• Task directions: Figure out how many lines in the records below hold the string "Global". That number alone is the answer.

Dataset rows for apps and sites
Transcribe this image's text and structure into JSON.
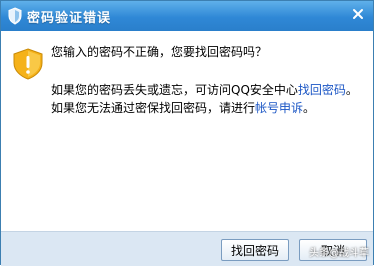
{
  "window": {
    "title": "密码验证错误"
  },
  "message": {
    "question": "您输入的密码不正确，您要找回密码吗？",
    "line1_prefix": "如果您的密码丢失或遗忘，可访问QQ安全中心",
    "line1_link": "找回密码",
    "line1_suffix": "。",
    "line2_prefix": "如果您无法通过密保找回密码，请进行",
    "line2_link": "帐号申诉",
    "line2_suffix": "。"
  },
  "buttons": {
    "recover_label": "找回密码",
    "cancel_label": "取消"
  },
  "watermark": "头条@战斗草",
  "icons": {
    "title": "qq-shield-icon",
    "warning": "warning-shield-icon",
    "close": "close-icon"
  },
  "colors": {
    "titlebar": "#2f88d6",
    "link": "#1b56c5",
    "footer": "#dbe7f3"
  }
}
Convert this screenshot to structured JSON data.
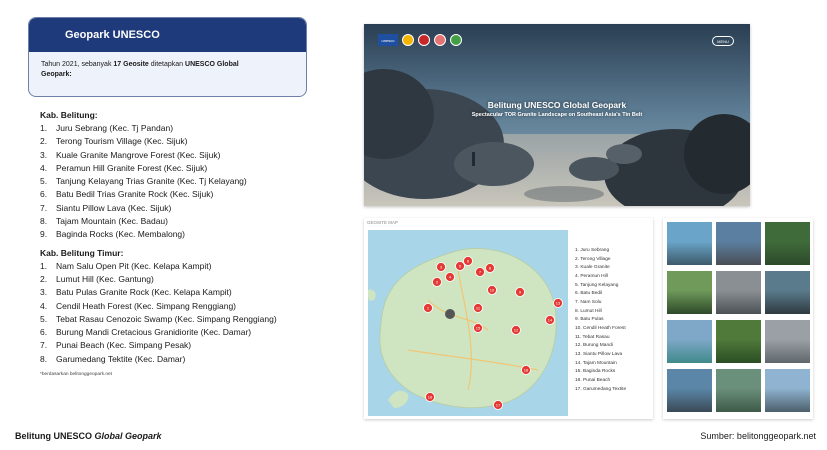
{
  "info_card": {
    "title": "Geopark UNESCO",
    "text_prefix": "Tahun 2021, sebanyak ",
    "text_bold_count": "17 Geosite",
    "text_mid": " ditetapkan ",
    "text_bold_org": "UNESCO Global",
    "text_line2": "Geopark:"
  },
  "groups": [
    {
      "title": "Kab. Belitung:",
      "items": [
        {
          "num": "1.",
          "label": "Juru Sebrang (Kec. Tj Pandan)"
        },
        {
          "num": "2.",
          "label": "Terong Tourism Village (Kec. Sijuk)"
        },
        {
          "num": "3.",
          "label": "Kuale Granite Mangrove Forest (Kec. Sijuk)"
        },
        {
          "num": "4.",
          "label": "Peramun Hill Granite Forest (Kec. Sijuk)"
        },
        {
          "num": "5.",
          "label": "Tanjung Kelayang Trias Granite (Kec. Tj Kelayang)"
        },
        {
          "num": "6.",
          "label": "Batu Bedil Trias Granite Rock (Kec. Sijuk)"
        },
        {
          "num": "7.",
          "label": "Siantu Pillow Lava (Kec. Sijuk)"
        },
        {
          "num": "8.",
          "label": "Tajam Mountain (Kec. Badau)"
        },
        {
          "num": "9.",
          "label": "Baginda Rocks (Kec. Membalong)"
        }
      ]
    },
    {
      "title": "Kab. Belitung Timur:",
      "items": [
        {
          "num": "1.",
          "label": "Nam Salu Open Pit (Kec. Kelapa Kampit)"
        },
        {
          "num": "2.",
          "label": "Lumut Hill (Kec. Gantung)"
        },
        {
          "num": "3.",
          "label": "Batu Pulas Granite Rock (Kec. Kelapa Kampit)"
        },
        {
          "num": "4.",
          "label": "Cendil Heath Forest (Kec. Simpang Renggiang)"
        },
        {
          "num": "5.",
          "label": "Tebat Rasau Cenozoic Swamp (Kec. Simpang Renggiang)"
        },
        {
          "num": "6.",
          "label": "Burung Mandi Cretacious Granidiorite (Kec. Damar)"
        },
        {
          "num": "7.",
          "label": "Punai Beach (Kec. Simpang Pesak)"
        },
        {
          "num": "8.",
          "label": "Garumedang Tektite (Kec. Damar)"
        }
      ]
    }
  ],
  "footnote": "*berdasarkan belitonggeopark.net",
  "caption_left_prefix": "Belitung UNESCO ",
  "caption_left_italic": "Global Geopark",
  "caption_right": "Sumber: belitonggeopark.net",
  "hero": {
    "title": "Belitung UNESCO Global Geopark",
    "subtitle": "Spectacular TOR Granite Landscape on Southeast Asia's Tin Belt",
    "logo_text": "unesco",
    "menu_text": "MENU"
  },
  "map": {
    "label": "GEOSITE MAP",
    "legend": [
      "1. Juru Sebrang",
      "2. Terong Village",
      "3. Kuale Granite",
      "4. Peramun Hill",
      "5. Tanjung Kelayang",
      "6. Batu Bedil",
      "7. Nam Solu",
      "8. Lumut Hill",
      "9. Batu Pulas",
      "10. Cendil Heath Forest",
      "11. Tebat Rasau",
      "12. Burung Mandi",
      "13. Siantu Pillow Lava",
      "14. Tajam Mountain",
      "15. Baginda Rocks",
      "16. Punai Beach",
      "17. Garumedang Textite"
    ],
    "pins": [
      "1",
      "2",
      "3",
      "4",
      "5",
      "6",
      "7",
      "8",
      "9",
      "10",
      "11",
      "12",
      "13",
      "14",
      "15",
      "16",
      "17",
      "18"
    ]
  },
  "colors": {
    "accent": "#1f3a7a",
    "card_bg": "#eef2fa",
    "sea": "#a8d5e8",
    "land": "#cfe5c2",
    "pin": "#e53935"
  }
}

• Worked solution: 3